A previously healthy 4-year-old boy from a small village in Mexico developed acute onset of nausea, vomiting and headache. He had no perinatal complications, normal developmental milestones and complete immunizations for his age. There was no history of exposure to animals. He was evaluated at a local primary health care center where paracetamol and ranitidine were prescribed. The patient had partial relief, but on day 13 of illness, he experienced left ptosis, diplopia and abdominal pain. He was referred to the tertiary health care center but no specific diagnosis was made, and no medications were prescribed. On day 17 of illness, he developed ataxic gait, abnormal eye movements, dysarthria and worsening of his headache. He had no history of fever, sore throat, diarrhea or skin rash. On day 21 of illness, the patient presented to the emergency department and was admitted to the hospital. He had a temperature 37°C axillary, heart rate of 90 beats/min, respiratory rate of 25 breaths/min, blood pressure of 110/60 mmHg and oxygen saturation 95% in ambient air. The patient was conscious and interacting with his parents but had difficulty in speaking. Neurological examination showed bilateral third and fourth nerve palsies, anisocoria, unilateral mydriasis, dysmetria and dysdiadochokinesia. Reflexes and muscle strength were diminished in the left leg and normal in the right leg and both arms. The fundoscopic examination revealed mild bilateral papilledema. The neck was supple without lymphadenopathy. Lungs were clear. Cardiovascular examination was normal. The abdomen was soft without hepatosplenomegaly.

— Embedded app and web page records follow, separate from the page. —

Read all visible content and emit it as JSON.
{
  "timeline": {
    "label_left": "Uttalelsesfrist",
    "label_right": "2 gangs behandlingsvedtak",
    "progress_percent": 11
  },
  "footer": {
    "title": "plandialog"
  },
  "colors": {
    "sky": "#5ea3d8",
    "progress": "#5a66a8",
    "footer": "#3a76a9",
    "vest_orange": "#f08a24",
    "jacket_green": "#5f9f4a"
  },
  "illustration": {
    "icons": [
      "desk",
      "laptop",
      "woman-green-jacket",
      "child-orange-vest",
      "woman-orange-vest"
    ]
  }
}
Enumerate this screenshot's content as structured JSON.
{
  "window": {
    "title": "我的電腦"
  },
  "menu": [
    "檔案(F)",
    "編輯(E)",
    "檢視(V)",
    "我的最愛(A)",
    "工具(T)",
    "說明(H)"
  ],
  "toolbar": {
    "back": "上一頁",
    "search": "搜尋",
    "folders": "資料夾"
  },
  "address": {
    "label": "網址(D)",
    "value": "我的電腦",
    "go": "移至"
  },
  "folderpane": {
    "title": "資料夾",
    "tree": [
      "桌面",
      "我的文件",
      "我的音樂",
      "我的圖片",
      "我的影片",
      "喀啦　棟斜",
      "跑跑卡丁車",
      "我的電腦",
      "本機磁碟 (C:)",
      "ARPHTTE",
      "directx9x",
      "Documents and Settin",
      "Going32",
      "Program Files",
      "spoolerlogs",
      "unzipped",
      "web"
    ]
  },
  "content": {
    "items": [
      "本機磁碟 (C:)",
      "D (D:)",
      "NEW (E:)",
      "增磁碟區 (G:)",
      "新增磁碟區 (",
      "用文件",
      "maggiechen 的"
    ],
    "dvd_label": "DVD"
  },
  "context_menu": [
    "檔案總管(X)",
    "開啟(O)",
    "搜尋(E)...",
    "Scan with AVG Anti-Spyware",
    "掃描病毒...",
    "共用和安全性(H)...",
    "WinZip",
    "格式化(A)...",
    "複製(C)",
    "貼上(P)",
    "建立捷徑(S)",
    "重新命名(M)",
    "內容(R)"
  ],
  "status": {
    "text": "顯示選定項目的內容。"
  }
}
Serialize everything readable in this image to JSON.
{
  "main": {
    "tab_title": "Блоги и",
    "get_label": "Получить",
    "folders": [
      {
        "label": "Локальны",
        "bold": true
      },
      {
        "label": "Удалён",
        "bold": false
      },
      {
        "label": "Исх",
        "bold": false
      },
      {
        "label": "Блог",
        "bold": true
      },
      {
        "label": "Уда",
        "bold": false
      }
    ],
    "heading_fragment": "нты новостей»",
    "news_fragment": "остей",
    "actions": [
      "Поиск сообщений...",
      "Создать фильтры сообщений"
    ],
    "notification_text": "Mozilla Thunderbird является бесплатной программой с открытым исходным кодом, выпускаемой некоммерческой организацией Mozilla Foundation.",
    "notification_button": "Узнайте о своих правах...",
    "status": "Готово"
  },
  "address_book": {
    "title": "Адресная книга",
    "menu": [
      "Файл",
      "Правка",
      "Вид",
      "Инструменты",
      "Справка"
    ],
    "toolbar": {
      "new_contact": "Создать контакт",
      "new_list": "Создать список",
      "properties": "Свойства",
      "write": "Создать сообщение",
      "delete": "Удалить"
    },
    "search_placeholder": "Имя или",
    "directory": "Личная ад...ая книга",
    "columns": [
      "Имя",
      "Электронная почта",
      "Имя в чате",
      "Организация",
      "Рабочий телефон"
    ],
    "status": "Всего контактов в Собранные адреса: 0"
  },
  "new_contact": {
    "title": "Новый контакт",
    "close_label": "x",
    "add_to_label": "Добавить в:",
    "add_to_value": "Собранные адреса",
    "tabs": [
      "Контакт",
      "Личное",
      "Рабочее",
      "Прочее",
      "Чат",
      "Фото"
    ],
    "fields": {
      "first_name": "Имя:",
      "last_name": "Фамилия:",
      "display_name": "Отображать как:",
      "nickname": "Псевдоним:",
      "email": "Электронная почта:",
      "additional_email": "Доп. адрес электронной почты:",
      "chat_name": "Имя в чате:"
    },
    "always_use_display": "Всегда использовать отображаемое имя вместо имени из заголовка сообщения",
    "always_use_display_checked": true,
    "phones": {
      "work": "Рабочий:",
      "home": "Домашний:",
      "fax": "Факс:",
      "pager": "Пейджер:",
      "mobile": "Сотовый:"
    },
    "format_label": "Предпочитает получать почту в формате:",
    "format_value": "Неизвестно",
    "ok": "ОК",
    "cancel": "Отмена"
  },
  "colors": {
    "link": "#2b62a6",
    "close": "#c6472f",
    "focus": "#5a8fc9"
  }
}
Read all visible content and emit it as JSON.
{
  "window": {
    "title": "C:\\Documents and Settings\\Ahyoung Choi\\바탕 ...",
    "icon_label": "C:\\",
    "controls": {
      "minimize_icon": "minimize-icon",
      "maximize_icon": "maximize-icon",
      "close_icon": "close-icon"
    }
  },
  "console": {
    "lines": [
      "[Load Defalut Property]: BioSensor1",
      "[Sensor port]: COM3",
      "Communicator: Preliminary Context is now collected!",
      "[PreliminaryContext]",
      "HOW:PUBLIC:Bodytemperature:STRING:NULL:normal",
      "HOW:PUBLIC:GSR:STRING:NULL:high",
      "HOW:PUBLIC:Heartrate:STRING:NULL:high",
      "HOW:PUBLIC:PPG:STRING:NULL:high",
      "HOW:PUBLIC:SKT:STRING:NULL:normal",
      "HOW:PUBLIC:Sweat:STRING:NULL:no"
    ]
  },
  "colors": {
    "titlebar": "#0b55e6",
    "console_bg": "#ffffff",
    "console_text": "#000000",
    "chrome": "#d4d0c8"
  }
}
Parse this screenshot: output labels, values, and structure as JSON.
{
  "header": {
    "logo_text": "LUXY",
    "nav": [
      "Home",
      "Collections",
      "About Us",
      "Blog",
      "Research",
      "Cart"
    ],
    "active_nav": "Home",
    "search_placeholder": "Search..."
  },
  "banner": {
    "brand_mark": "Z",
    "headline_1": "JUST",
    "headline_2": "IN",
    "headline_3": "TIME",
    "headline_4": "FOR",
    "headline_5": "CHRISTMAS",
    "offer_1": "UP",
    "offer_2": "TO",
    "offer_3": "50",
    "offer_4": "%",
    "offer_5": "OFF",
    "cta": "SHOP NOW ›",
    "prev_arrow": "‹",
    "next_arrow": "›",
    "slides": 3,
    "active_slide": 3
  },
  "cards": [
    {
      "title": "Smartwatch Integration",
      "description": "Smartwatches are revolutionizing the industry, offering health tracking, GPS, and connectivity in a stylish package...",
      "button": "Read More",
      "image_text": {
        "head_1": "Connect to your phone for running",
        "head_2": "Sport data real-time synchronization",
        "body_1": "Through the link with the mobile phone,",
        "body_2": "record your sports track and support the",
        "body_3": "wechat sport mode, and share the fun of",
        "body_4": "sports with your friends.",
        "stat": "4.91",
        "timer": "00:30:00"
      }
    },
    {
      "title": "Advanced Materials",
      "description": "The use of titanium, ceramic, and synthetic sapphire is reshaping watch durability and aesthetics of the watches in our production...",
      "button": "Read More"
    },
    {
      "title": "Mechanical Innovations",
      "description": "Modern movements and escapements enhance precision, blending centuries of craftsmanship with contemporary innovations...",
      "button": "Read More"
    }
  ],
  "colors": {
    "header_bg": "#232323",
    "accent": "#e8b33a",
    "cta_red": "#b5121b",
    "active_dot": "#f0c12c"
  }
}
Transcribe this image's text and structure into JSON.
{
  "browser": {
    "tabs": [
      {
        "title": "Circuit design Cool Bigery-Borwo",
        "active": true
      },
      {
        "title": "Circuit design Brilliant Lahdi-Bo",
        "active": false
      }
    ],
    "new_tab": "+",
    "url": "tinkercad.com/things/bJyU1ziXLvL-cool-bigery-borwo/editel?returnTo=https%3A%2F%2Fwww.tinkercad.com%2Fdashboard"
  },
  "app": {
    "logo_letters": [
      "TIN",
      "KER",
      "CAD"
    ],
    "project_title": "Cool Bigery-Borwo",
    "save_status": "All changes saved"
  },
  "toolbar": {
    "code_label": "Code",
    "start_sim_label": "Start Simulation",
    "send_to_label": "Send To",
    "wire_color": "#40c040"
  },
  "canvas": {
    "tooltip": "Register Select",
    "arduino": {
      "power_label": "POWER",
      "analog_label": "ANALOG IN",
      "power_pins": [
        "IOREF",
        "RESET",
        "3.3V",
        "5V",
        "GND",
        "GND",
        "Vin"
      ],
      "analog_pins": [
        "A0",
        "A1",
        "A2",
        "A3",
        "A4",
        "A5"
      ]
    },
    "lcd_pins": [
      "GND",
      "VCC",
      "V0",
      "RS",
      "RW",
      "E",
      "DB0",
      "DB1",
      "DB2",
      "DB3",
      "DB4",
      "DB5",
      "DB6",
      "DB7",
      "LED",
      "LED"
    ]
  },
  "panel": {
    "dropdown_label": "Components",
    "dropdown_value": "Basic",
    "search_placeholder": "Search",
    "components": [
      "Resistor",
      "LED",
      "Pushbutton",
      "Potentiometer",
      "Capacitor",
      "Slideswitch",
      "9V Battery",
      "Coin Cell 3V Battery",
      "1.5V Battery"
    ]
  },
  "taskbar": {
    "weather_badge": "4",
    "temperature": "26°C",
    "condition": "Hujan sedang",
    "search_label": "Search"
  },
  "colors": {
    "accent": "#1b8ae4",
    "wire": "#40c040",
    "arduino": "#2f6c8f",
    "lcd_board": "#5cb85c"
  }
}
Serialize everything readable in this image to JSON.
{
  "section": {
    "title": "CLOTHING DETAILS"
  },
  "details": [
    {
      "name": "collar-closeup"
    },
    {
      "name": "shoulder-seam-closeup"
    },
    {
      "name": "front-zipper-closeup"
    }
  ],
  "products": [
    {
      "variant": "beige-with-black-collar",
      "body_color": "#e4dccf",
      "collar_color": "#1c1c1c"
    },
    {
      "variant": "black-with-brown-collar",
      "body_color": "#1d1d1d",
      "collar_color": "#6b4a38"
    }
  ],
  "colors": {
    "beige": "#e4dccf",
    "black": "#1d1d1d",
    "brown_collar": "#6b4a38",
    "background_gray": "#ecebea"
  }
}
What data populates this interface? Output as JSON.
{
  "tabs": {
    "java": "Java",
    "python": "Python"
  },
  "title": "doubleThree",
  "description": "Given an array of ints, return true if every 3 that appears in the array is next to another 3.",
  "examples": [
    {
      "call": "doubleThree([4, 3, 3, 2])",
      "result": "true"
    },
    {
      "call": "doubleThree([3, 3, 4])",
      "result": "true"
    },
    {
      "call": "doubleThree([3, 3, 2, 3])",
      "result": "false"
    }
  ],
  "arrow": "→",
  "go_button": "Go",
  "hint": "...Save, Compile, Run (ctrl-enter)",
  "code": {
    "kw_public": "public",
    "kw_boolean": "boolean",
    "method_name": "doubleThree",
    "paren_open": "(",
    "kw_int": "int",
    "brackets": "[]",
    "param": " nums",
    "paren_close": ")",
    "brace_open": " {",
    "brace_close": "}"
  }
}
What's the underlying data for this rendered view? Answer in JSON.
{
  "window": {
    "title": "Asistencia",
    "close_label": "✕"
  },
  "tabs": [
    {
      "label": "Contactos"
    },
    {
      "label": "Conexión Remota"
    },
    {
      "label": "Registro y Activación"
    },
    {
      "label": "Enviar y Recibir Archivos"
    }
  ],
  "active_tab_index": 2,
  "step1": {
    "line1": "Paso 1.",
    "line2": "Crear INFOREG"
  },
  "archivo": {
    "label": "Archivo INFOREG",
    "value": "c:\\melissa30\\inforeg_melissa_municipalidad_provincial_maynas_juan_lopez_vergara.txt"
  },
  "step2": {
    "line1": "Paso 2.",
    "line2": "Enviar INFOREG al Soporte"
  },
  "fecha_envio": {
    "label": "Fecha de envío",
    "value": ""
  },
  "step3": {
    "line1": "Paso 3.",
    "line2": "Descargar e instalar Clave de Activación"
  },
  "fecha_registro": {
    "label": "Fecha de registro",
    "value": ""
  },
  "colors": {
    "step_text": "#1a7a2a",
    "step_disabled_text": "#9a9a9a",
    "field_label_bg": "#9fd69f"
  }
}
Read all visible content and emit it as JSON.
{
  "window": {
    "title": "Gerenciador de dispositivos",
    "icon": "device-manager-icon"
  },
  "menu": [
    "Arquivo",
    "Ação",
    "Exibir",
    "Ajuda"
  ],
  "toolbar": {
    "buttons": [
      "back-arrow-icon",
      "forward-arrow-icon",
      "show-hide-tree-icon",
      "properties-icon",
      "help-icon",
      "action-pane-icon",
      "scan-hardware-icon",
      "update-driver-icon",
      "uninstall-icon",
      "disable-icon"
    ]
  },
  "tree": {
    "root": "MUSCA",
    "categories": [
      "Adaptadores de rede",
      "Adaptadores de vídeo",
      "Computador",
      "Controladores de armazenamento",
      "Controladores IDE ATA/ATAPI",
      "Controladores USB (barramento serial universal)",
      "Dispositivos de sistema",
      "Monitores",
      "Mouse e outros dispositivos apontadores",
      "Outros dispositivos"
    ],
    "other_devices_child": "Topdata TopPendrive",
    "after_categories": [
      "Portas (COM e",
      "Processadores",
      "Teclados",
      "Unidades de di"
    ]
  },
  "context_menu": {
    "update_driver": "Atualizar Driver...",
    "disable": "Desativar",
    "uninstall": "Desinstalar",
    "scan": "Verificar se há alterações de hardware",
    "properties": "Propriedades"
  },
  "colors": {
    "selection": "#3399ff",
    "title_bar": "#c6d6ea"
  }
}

Laboratory studies on admission revealed white blood cell count of 9950/mm3, with a differential count of 58% segmented neutrophils, 30% lymphocytes, 10% monocytes and 2% eosinophils, hemoglobin of 12.5 gm/dL and platelet count of 255,000/mm3. Erythrocyte sedimentation rate was 8 mm/h and C-reactive protein was 0.5 mg/dL. A complete metabolic panel, coagulation studies and urinalysis were normal. Lumbar puncture, HIV testing and immunological studies were not performed.
A chest radiograph was normal. A contrast-enhanced computed tomography scan of the brain showed an ill-defined, irregular, hyperdense cerebellar mass displacing the fourth ventricle. Magnetic resonance imaging on axial FLAIR and T2 weighted sequences showed a hyperintense lesion with severe surrounding edema in the left cerebellar hemisphere, displacing the brainstem and fourth ventricle (Fig. 1). Based on these imaging findings, a posterior fossa tumor was suspected.
The patient underwent craniotomy and resection of two-thirds of the tumor mass. After surgery, the child was admitted to the Pediatric Intensive Care Unit under sedation and supported by mechanical ventilation. On the first postoperative day, the child developed generalized seizures, which were attributed to the neurosurgical procedure, and treatment with phenytoin was started. On the second postoperative day, he developed signs of increased intracranial pressure with increasing systolic blood pressure, bradycardia, mydriasis and unresponsive pupils. An emergent noncontrast computed tomography of the head revealed hydrocephalus and multiple hypodense parenchymal lesions with perilesional edema in parietal lobe of the left hemisphere and the frontal, parietal and occipital lobes of the right hemisphere. A ventriculoperitoneal shunt was placed.
Histopathology and immunohistochemical studies of the brain biopsy showed no evidence of medulloblastoma. However, a granulomatous inflammatory process with multinucleated giant cells was present, and in addition, round structures felt to be consistent with Histoplasma capsulatum were seen. Based on these findings, histoplasmosis of the central nervous system became the presumptive diagnosis, and treatment with amphotericin B and dexamethasone was started. Despite all efforts, the patient deteriorated and died 2 days after surgery. Biopsy specimens were reviewed again, and the true diagnosis was established postmortem.